WHAT YOU SHOULD DO :: Would you set down all of the entries below exactly as they stand?

Items from an interface collection

>>>>>

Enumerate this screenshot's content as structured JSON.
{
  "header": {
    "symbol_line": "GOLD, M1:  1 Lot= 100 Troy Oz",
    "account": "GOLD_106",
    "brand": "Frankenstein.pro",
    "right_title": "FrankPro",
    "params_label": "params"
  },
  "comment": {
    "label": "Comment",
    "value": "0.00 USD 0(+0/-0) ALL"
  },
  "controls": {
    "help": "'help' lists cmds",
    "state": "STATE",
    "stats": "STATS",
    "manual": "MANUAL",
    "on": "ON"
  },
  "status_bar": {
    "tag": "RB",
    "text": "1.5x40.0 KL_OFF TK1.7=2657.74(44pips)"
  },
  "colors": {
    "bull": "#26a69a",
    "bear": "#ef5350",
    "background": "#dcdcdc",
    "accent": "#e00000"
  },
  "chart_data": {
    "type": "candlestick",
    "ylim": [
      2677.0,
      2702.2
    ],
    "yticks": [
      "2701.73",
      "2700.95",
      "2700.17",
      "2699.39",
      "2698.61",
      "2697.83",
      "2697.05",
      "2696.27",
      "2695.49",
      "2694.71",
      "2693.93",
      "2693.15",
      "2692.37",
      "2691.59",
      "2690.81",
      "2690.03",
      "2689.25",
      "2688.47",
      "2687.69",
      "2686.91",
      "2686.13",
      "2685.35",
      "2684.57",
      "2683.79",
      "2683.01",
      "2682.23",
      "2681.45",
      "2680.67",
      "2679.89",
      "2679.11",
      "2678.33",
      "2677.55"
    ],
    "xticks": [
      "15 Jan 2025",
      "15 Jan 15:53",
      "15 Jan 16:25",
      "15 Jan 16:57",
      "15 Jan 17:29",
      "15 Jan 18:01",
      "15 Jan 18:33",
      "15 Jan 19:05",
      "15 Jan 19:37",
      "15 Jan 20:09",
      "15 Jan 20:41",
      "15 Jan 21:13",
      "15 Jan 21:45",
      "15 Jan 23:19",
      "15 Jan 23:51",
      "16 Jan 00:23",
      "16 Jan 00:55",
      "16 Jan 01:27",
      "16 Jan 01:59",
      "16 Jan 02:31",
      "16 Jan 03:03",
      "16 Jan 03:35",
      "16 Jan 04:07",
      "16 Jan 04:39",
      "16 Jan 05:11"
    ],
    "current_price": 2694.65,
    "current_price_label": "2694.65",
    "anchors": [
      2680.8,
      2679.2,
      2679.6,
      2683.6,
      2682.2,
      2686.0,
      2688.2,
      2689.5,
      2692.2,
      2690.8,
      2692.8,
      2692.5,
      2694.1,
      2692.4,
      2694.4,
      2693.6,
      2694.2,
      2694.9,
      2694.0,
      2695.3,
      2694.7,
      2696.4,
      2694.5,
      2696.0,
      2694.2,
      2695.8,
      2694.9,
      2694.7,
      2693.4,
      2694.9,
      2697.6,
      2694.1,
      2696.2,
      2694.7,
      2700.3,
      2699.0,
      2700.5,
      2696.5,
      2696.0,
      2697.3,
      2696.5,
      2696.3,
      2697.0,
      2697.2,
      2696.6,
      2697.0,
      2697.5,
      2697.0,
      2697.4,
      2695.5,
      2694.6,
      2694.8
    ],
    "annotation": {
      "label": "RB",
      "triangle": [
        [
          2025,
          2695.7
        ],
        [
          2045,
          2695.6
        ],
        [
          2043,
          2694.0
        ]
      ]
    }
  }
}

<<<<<

ANSWER SECTION ::
Enumerate this screenshot's content as structured JSON.
{
  "header": {
    "symbol_line": "GOLD, M1:  1 Lot= 100 Troy Oz",
    "account": "GOLD_106",
    "brand": "Frankenstein.pro",
    "right_title": "FrankPro",
    "params_label": "params"
  },
  "comment": {
    "label": "Comment",
    "value": "0.00 USD 0(+0/-0) ALL"
  },
  "controls": {
    "help": "'help' lists cmds",
    "state": "STATE",
    "stats": "STATS",
    "manual": "MANUAL",
    "on": "ON"
  },
  "status_bar": {
    "tag": "RB",
    "text": "1.5x40.0 KL_OFF TK1.7=2657.74(44pips)"
  },
  "colors": {
    "bull": "#26a69a",
    "bear": "#ef5350",
    "background": "#dcdcdc",
    "accent": "#e00000"
  },
  "chart_data": {
    "type": "candlestick",
    "ylim": [
      2677.0,
      2702.2
    ],
    "yticks": [
      "2701.73",
      "2700.95",
      "2700.17",
      "2699.39",
      "2698.61",
      "2697.83",
      "2697.05",
      "2696.27",
      "2695.49",
      "2694.71",
      "2693.93",
      "2693.15",
      "2692.37",
      "2691.59",
      "2690.81",
      "2690.03",
      "2689.25",
      "2688.47",
      "2687.69",
      "2686.91",
      "2686.13",
      "2685.35",
      "2684.57",
      "2683.79",
      "2683.01",
      "2682.23",
      "2681.45",
      "2680.67",
      "2679.89",
      "2679.11",
      "2678.33",
      "2677.55"
    ],
    "xticks": [
      "15 Jan 2025",
      "15 Jan 15:53",
      "15 Jan 16:25",
      "15 Jan 16:57",
      "15 Jan 17:29",
      "15 Jan 18:01",
      "15 Jan 18:33",
      "15 Jan 19:05",
      "15 Jan 19:37",
      "15 Jan 20:09",
      "15 Jan 20:41",
      "15 Jan 21:13",
      "15 Jan 21:45",
      "15 Jan 23:19",
      "15 Jan 23:51",
      "16 Jan 00:23",
      "16 Jan 00:55",
      "16 Jan 01:27",
      "16 Jan 01:59",
      "16 Jan 02:31",
      "16 Jan 03:03",
      "16 Jan 03:35",
      "16 Jan 04:07",
      "16 Jan 04:39",
      "16 Jan 05:11"
    ],
    "current_price": 2694.65,
    "current_price_label": "2694.65",
    "anchors": [
      2680.8,
      2679.2,
      2679.6,
      2683.6,
      2682.2,
      2686.0,
      2688.2,
      2689.5,
      2692.2,
      2690.8,
      2692.8,
      2692.5,
      2694.1,
      2692.4,
      2694.4,
      2693.6,
      2694.2,
      2694.9,
      2694.0,
      2695.3,
      2694.7,
      2696.4,
      2694.5,
      2696.0,
      2694.2,
      2695.8,
      2694.9,
      2694.7,
      2693.4,
      2694.9,
      2697.6,
      2694.1,
      2696.2,
      2694.7,
      2700.3,
      2699.0,
      2700.5,
      2696.5,
      2696.0,
      2697.3,
      2696.5,
      2696.3,
      2697.0,
      2697.2,
      2696.6,
      2697.0,
      2697.5,
      2697.0,
      2697.4,
      2695.5,
      2694.6,
      2694.8
    ],
    "annotation": {
      "label": "RB",
      "triangle": [
        [
          2025,
          2695.7
        ],
        [
          2045,
          2695.6
        ],
        [
          2043,
          2694.0
        ]
      ]
    }
  }
}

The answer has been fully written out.